Let’s take a look at why var is such an issue. The issue is down to something called block scope. Block scope refers to where a variable can be seen – it should only be visible in the block that it is being declared in so it would probably come as a surprise that the following bit of code lets me see data that it shouldn’t.

for (var i = 0; i < 10; i++) {
console.log(i); // Wait, why can I see i here?

What we are seeing in this code is var keyword not being covered by the block scope. This can lead to unfortunate side effects in more complicated code because the value becomes unpredictable.

Enter our heroes, let and const.

These were introduced to help us declare variables that respect block scope. We have two keywords because let allows us to declare a variable and then change the value later on, whereas const allows us to declare the variable but it cannot be changed.

Back to our interface

I have created a simple recipient interface and now I am ready to add one that covers the email itself. The email interface will consist of To, CC and BCC recipients lists, as well as the Subject and Message. If we think about things before we start writing code, we make our lives a lot easier so I am going to ensure that the person using the email interface can choose which of the recipients they want to add.
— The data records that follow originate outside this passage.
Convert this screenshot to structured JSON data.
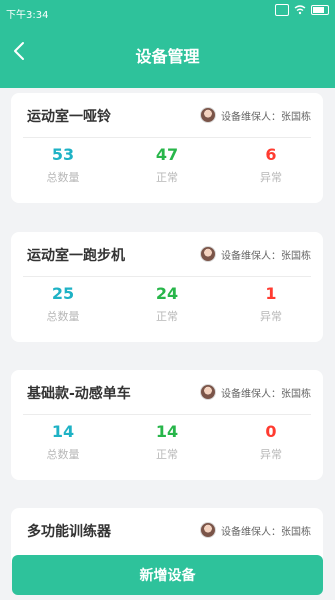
{
  "status": {
    "time": "下午3:34"
  },
  "header": {
    "title": "设备管理",
    "back_icon": "chevron-left-icon"
  },
  "colors": {
    "brand": "#2ec29b",
    "total": "#1eb2c5",
    "normal": "#28b64a",
    "abnormal": "#ff3b30"
  },
  "cards": [
    {
      "name": "运动室一哑铃",
      "maintainer": "设备维保人：张国栋",
      "total": "53",
      "normal": "47",
      "abnormal": "6"
    },
    {
      "name": "运动室一跑步机",
      "maintainer": "设备维保人：张国栋",
      "total": "25",
      "normal": "24",
      "abnormal": "1"
    },
    {
      "name": "基础款-动感单车",
      "maintainer": "设备维保人：张国栋",
      "total": "14",
      "normal": "14",
      "abnormal": "0"
    },
    {
      "name": "多功能训练器",
      "maintainer": "设备维保人：张国栋"
    }
  ],
  "labels": {
    "total": "总数量",
    "normal": "正常",
    "abnormal": "异常"
  },
  "bottom_button": "新增设备"
}
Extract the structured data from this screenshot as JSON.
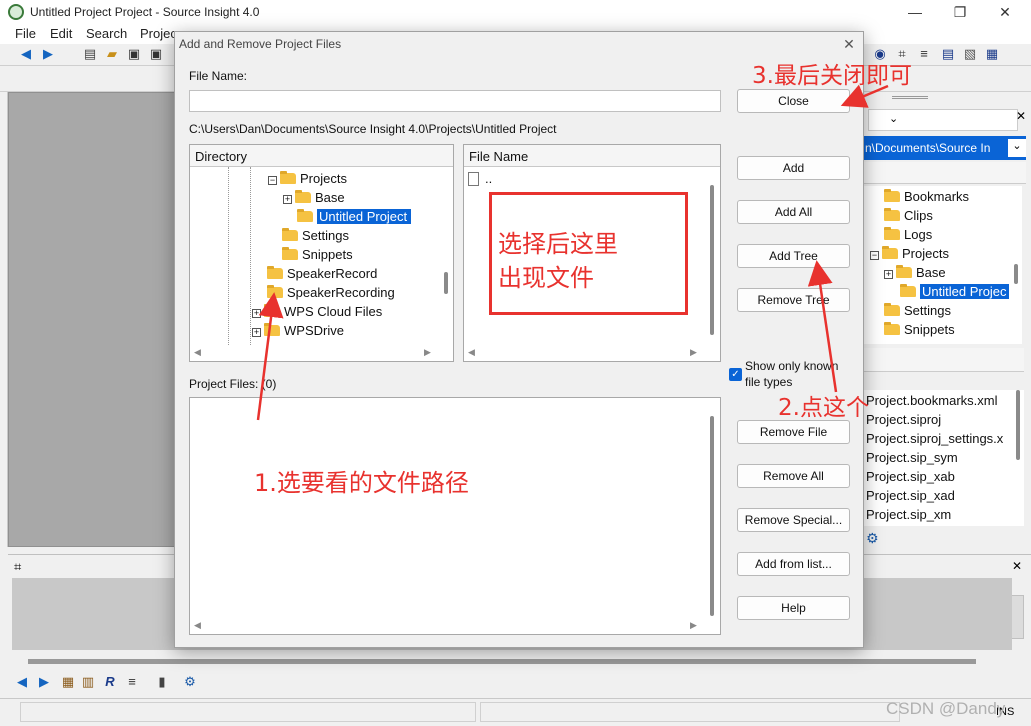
{
  "window": {
    "title": "Untitled Project Project - Source Insight 4.0",
    "controls": [
      "—",
      "❐",
      "✕"
    ]
  },
  "menu": [
    "File",
    "Edit",
    "Search",
    "Projec"
  ],
  "right_panel": {
    "path_combo": "n\\Documents\\Source In",
    "tree": [
      {
        "label": "Bookmarks"
      },
      {
        "label": "Clips"
      },
      {
        "label": "Logs"
      },
      {
        "label": "Projects",
        "expander": "⊟"
      },
      {
        "label": "Base",
        "expander": "⊞"
      },
      {
        "label": "Untitled Projec",
        "selected": true
      },
      {
        "label": "Settings"
      },
      {
        "label": "Snippets"
      }
    ],
    "files": [
      "Project.bookmarks.xml",
      "Project.siproj",
      "Project.siproj_settings.x",
      "Project.sip_sym",
      "Project.sip_xab",
      "Project.sip_xad",
      "Project.sip_xm"
    ]
  },
  "statusbar": {
    "ins": "INS"
  },
  "dialog": {
    "title": "Add and Remove Project Files",
    "file_name_label": "File Name:",
    "file_name_value": "",
    "current_path": "C:\\Users\\Dan\\Documents\\Source Insight 4.0\\Projects\\Untitled Project",
    "directory_header": "Directory",
    "directory_tree": [
      {
        "label": "Projects",
        "expander": "⊟"
      },
      {
        "label": "Base",
        "expander": "⊞"
      },
      {
        "label": "Untitled Project",
        "selected": true
      },
      {
        "label": "Settings"
      },
      {
        "label": "Snippets"
      },
      {
        "label": "SpeakerRecord"
      },
      {
        "label": "SpeakerRecording"
      },
      {
        "label": "WPS Cloud Files",
        "expander": "⊞"
      },
      {
        "label": "WPSDrive",
        "expander": "⊞"
      }
    ],
    "filename_header": "File Name",
    "file_list": [
      ".."
    ],
    "project_files_label": "Project Files: (0)",
    "show_known_label_1": "Show only known",
    "show_known_label_2": "file types",
    "show_known_checked": true,
    "buttons": {
      "close": "Close",
      "add": "Add",
      "add_all": "Add All",
      "add_tree": "Add Tree",
      "remove_tree": "Remove Tree",
      "remove_file": "Remove File",
      "remove_all": "Remove All",
      "remove_special": "Remove Special...",
      "add_from_list": "Add from list...",
      "help": "Help"
    }
  },
  "annotations": {
    "step1": "1.选要看的文件路径",
    "step2": "2.点这个",
    "step3": "3.最后关闭即可",
    "note_line1": "选择后这里",
    "note_line2": "出现文件",
    "color": "#e8322e"
  },
  "watermark": "CSDN @Dandy"
}
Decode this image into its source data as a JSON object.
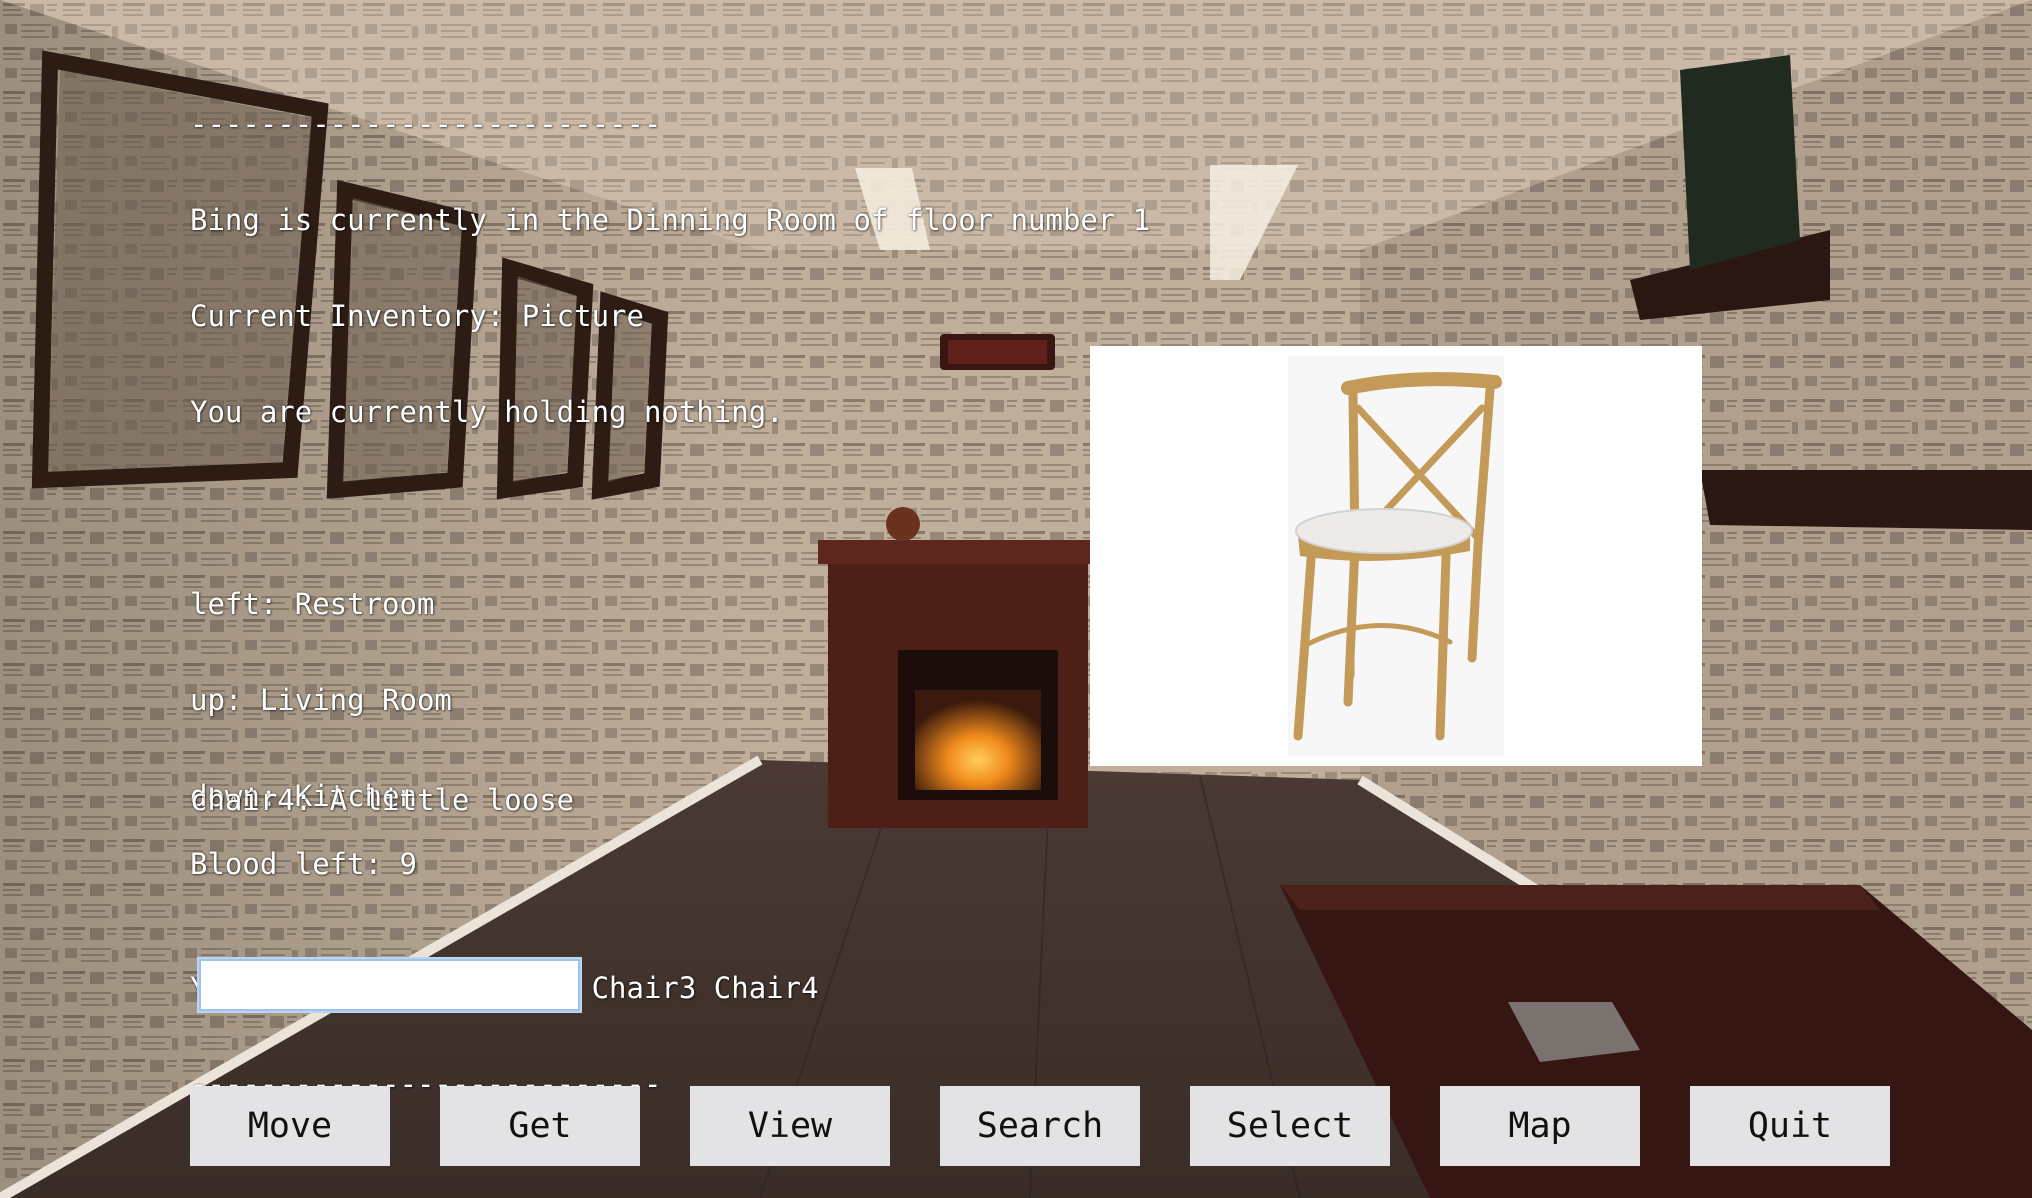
{
  "status": {
    "divider_top": "---------------------------",
    "location_line": "Bing is currently in the Dinning Room of floor number 1",
    "inventory_line": "Current Inventory: Picture",
    "holding_line": "You are currently holding nothing.",
    "exits": [
      "left: Restroom",
      "up: Living Room",
      "down: Kitchen"
    ],
    "you_see_line": "You see: Chair1 Chair2 Chair3 Chair4",
    "divider_bottom": "---------------------------"
  },
  "message": {
    "description": "chair4: A little loose",
    "blood": "Blood left: 9"
  },
  "item_image": {
    "subject": "wooden cross-back chair with white cushion",
    "icon": "chair-image"
  },
  "input": {
    "value": "",
    "placeholder": ""
  },
  "buttons": {
    "move": "Move",
    "get": "Get",
    "view": "View",
    "search": "Search",
    "select": "Select",
    "map": "Map",
    "quit": "Quit"
  },
  "colors": {
    "text": "#ffffff",
    "button_bg": "#e3e3e6",
    "input_border": "#9ec3ea",
    "panel_bg": "#ffffff"
  }
}
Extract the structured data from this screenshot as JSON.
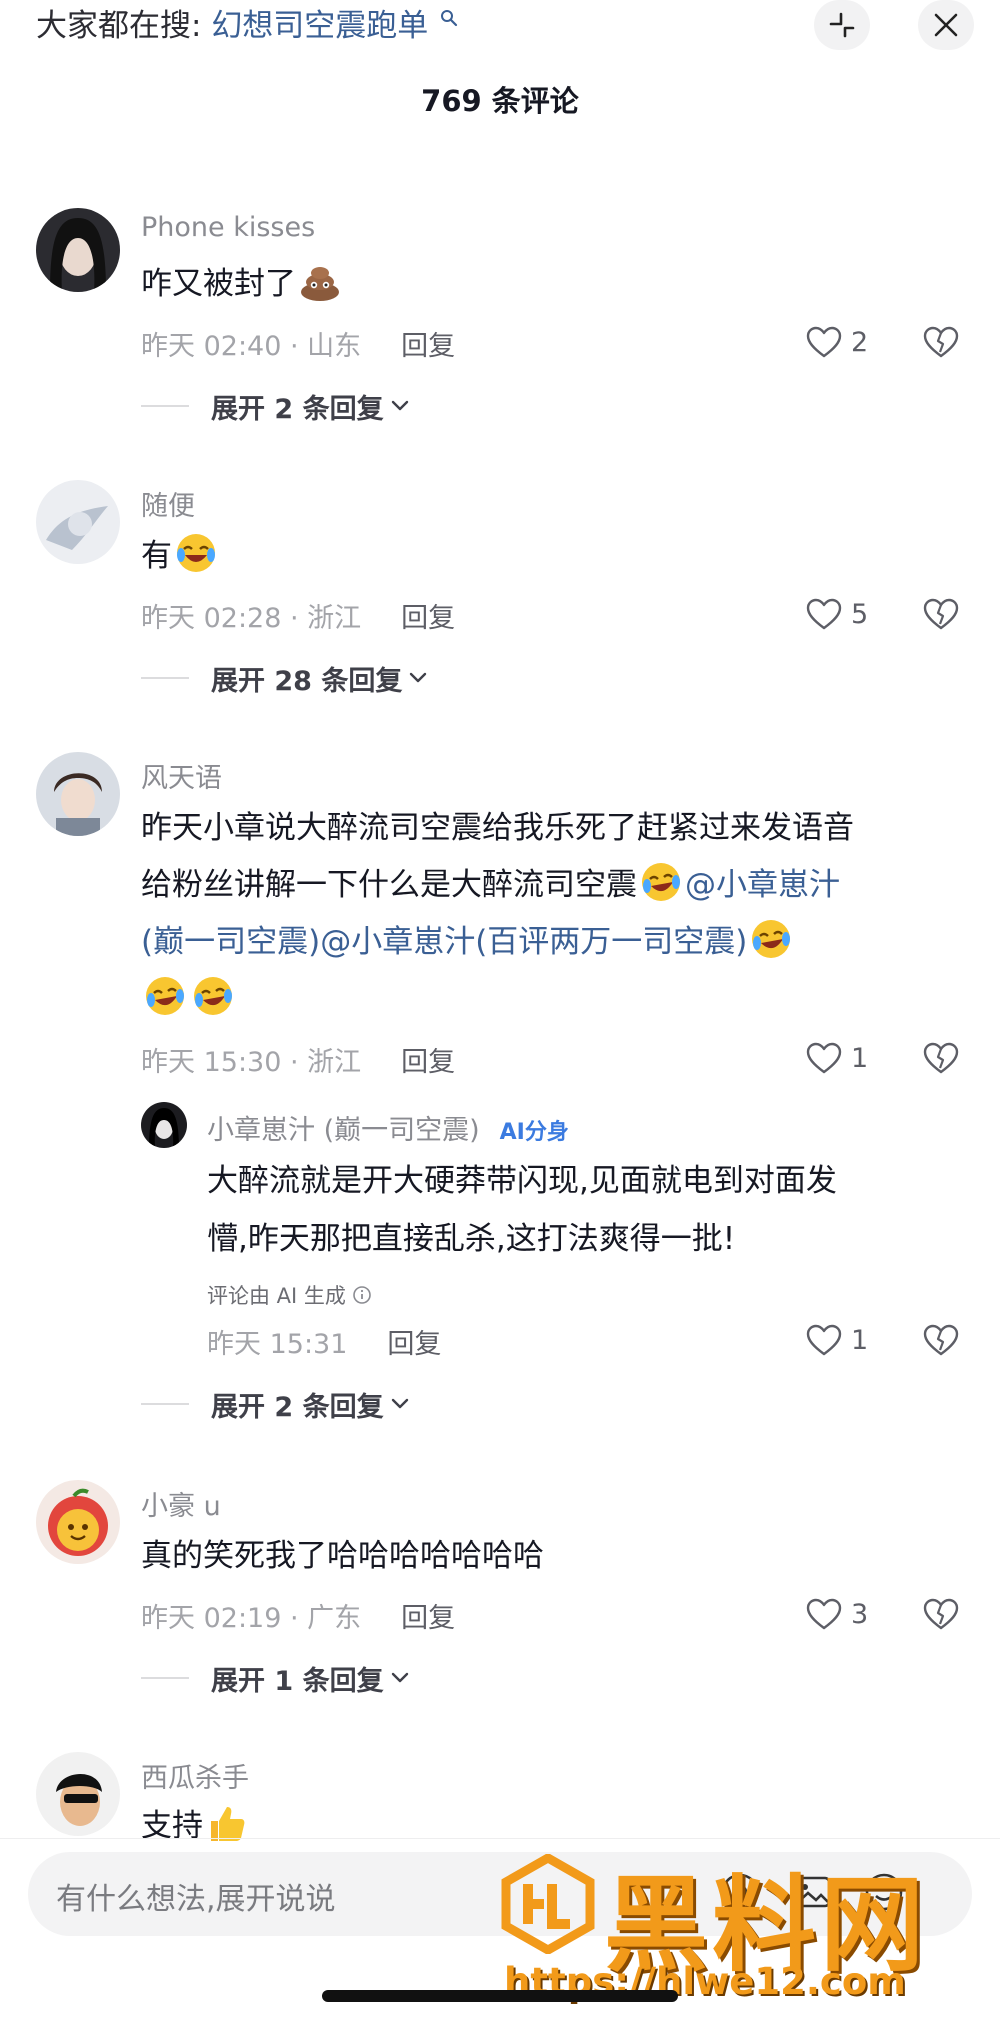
{
  "header": {
    "search_prefix": "大家都在搜:",
    "search_keyword": "幻想司空震跑单",
    "comment_count": "769 条评论"
  },
  "comments": [
    {
      "user": "Phone kisses",
      "text": "咋又被封了",
      "emoji": "poop-emoji",
      "time_location": "昨天 02:40 · 山东",
      "reply_label": "回复",
      "likes": "2",
      "expand": "展开 2 条回复"
    },
    {
      "user": "随便",
      "text": "有",
      "emoji": "laugh-emoji",
      "time_location": "昨天 02:28 · 浙江",
      "reply_label": "回复",
      "likes": "5",
      "expand": "展开 28 条回复"
    },
    {
      "user": "风天语",
      "text_line1": "昨天小章说大醉流司空震给我乐死了赶紧过来发语音",
      "text_line2": "给粉丝讲解一下什么是大醉流司空震",
      "mention1": "@小章崽汁",
      "mention1_cont": "(巅一司空震)",
      "mention2": "@小章崽汁(百评两万一司空震)",
      "emoji": "rofl-emoji",
      "time_location": "昨天 15:30 · 浙江",
      "reply_label": "回复",
      "likes": "1",
      "sub_reply": {
        "user": "小章崽汁 (巅一司空震)",
        "ai_tag": "AI分身",
        "text_line1": "大醉流就是开大硬莽带闪现,见面就电到对面发",
        "text_line2": "懵,昨天那把直接乱杀,这打法爽得一批!",
        "ai_note": "评论由 AI 生成",
        "time": "昨天 15:31",
        "reply_label": "回复",
        "likes": "1"
      },
      "expand": "展开 2 条回复"
    },
    {
      "user": "小豪 u",
      "text": "真的笑死我了哈哈哈哈哈哈哈",
      "time_location": "昨天 02:19 · 广东",
      "reply_label": "回复",
      "likes": "3",
      "expand": "展开 1 条回复"
    },
    {
      "user": "西瓜杀手",
      "text": "支持",
      "emoji": "thumbs-up-emoji"
    }
  ],
  "input": {
    "placeholder": "有什么想法,展开说说"
  },
  "watermark": {
    "title": "黑料网",
    "url": "https://hlwe12.com"
  },
  "colors": {
    "mention": "#3a5f94",
    "ai_tag": "#3b7be0",
    "watermark": "#f29a1a"
  }
}
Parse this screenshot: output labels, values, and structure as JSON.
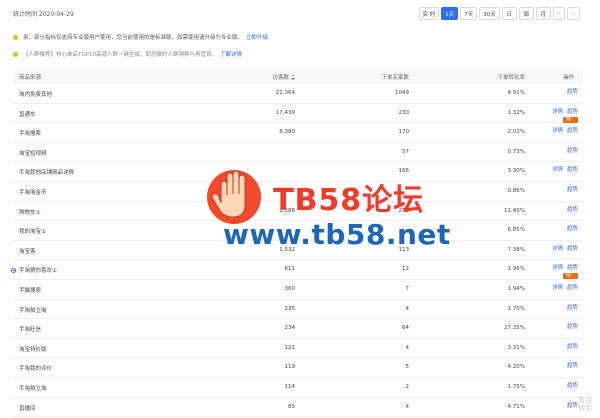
{
  "header": {
    "stat_time": "统计时间 2020-04-29",
    "ranges": [
      {
        "label": "实 时",
        "active": false
      },
      {
        "label": "1天",
        "active": true
      },
      {
        "label": "7天",
        "active": false
      },
      {
        "label": "30天",
        "active": false
      },
      {
        "label": "日",
        "active": false
      },
      {
        "label": "周",
        "active": false
      },
      {
        "label": "月",
        "active": false
      }
    ],
    "prev": "<",
    "next": ">"
  },
  "notices": [
    {
      "text": "亲，部分指标仅支持专业版用户使用，您当前使用的是标准版，如需使用请升级为专业版。",
      "link": "立即升级"
    },
    {
      "text": "【人群推荐】核心单品TOP10高潜人群一键生成，助您做好人群洞察与再营销。",
      "link": "了解详情"
    }
  ],
  "table": {
    "headers": {
      "source": "商品来源",
      "visitors": "访客数",
      "buyers": "下单买家数",
      "rate": "下单转化率",
      "ops": "操作"
    },
    "rows": [
      {
        "source": "淘内免费其他",
        "visitors": "21,364",
        "buyers": "1049",
        "rate": "4.91%",
        "ops": [
          "趋势"
        ],
        "promo": ""
      },
      {
        "source": "直通车",
        "visitors": "17,439",
        "buyers": "230",
        "rate": "1.32%",
        "ops": [
          "详情",
          "趋势"
        ],
        "promo": "推广"
      },
      {
        "source": "手淘搜索",
        "visitors": "8,380",
        "buyers": "170",
        "rate": "2.03%",
        "ops": [
          "详情",
          "趋势"
        ],
        "promo": ""
      },
      {
        "source": "淘宝短视频",
        "visitors": "",
        "buyers": "57",
        "rate": "0.73%",
        "ops": [
          "趋势"
        ],
        "promo": ""
      },
      {
        "source": "手淘其他店铺商品详情",
        "visitors": "",
        "buyers": "166",
        "rate": "3.30%",
        "ops": [
          "详情",
          "趋势"
        ],
        "promo": ""
      },
      {
        "source": "手淘淘金币",
        "visitors": "3,310",
        "buyers": "",
        "rate": "0.86%",
        "ops": [
          "趋势"
        ],
        "promo": ""
      },
      {
        "source": "购物车①",
        "visitors": "2,588",
        "buyers": "295",
        "rate": "11.40%",
        "ops": [
          "趋势"
        ],
        "promo": ""
      },
      {
        "source": "我的淘宝①",
        "visitors": "",
        "buyers": "",
        "rate": "6.85%",
        "ops": [
          "趋势"
        ],
        "promo": ""
      },
      {
        "source": "淘宝客",
        "visitors": "1,532",
        "buyers": "113",
        "rate": "7.38%",
        "ops": [
          "详情",
          "趋势"
        ],
        "promo": ""
      },
      {
        "source": "手淘猜你喜欢①",
        "visitors": "611",
        "buyers": "12",
        "rate": "1.96%",
        "ops": [
          "详情",
          "趋势"
        ],
        "promo": "推广",
        "selected": true
      },
      {
        "source": "手猫搜索",
        "visitors": "360",
        "buyers": "7",
        "rate": "1.94%",
        "ops": [
          "详情",
          "趋势"
        ],
        "promo": ""
      },
      {
        "source": "手淘拍立淘",
        "visitors": "235",
        "buyers": "4",
        "rate": "1.70%",
        "ops": [
          "趋势"
        ],
        "promo": ""
      },
      {
        "source": "手淘旺信",
        "visitors": "234",
        "buyers": "64",
        "rate": "27.35%",
        "ops": [
          "趋势"
        ],
        "promo": ""
      },
      {
        "source": "淘宝特价版",
        "visitors": "121",
        "buyers": "4",
        "rate": "3.31%",
        "ops": [
          "趋势"
        ],
        "promo": ""
      },
      {
        "source": "手淘我的评价",
        "visitors": "119",
        "buyers": "5",
        "rate": "4.20%",
        "ops": [
          "趋势"
        ],
        "promo": ""
      },
      {
        "source": "手淘拍立淘",
        "visitors": "114",
        "buyers": "2",
        "rate": "1.75%",
        "ops": [
          "趋势"
        ],
        "promo": ""
      },
      {
        "source": "直播间",
        "visitors": "85",
        "buyers": "4",
        "rate": "4.71%",
        "ops": [
          "趋势"
        ],
        "promo": ""
      }
    ]
  },
  "watermark": {
    "title": "TB58论坛",
    "url": "www.tb58.net"
  },
  "corner": {
    "line1": "激活",
    "line2": "转到"
  },
  "colors": {
    "accent": "#2f6bea",
    "promo": "#f26a0c",
    "warn": "#f5b900"
  }
}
As we have a strong type for our recipient, I am going to use a little TypeScript trick and say that the recipients can receive an array of recipients or the recipient can be null using | null.

interface Email {
    To: Recipient[] | null;
    CC: Recipient[] | null;
    BCC: Recipient[] | null;
    Subject: string;
    Message: string;

The syntax of Recipient[] | null reads that I want an array of Recipient items OR I want it to be null.

Now that I have my interface, I am going to create a simple function that accepts an Email and write it to the console.

function sendMessage(message: Email) {

With all the bits and pieces discussed above, you will probably guess that the interface is going to be populated using the const keyword, just like this (this has to go before the sendMessage(email); line).

const email: Email = {
    To: [{
        email: 'bob@bob.com'
    CC: [{
        email: 'terry@terry.com'
    }, {
        email: 'chris@chris.com'
    BCC: null,
    Subject: 'This is my email',
    Message: 'This is the message inside my email'

Notice that I still had to add the BCC. Without this part, the “shape” of the object would not match the interface and TypeScript is really good at catching things like that.

A quick note about adding individual items to an array. In the recipient entries, each recipient was surrounded by { }. This is how we add an individual entry into the array, so adding multiple ones is simply a matter of separating these { } pairs with a comma.

We have reached the end of our introduction to interfaces. They can do so much more so, in the next post, I am going to show how classes and interfaces work together.

The code for this post can be found on github.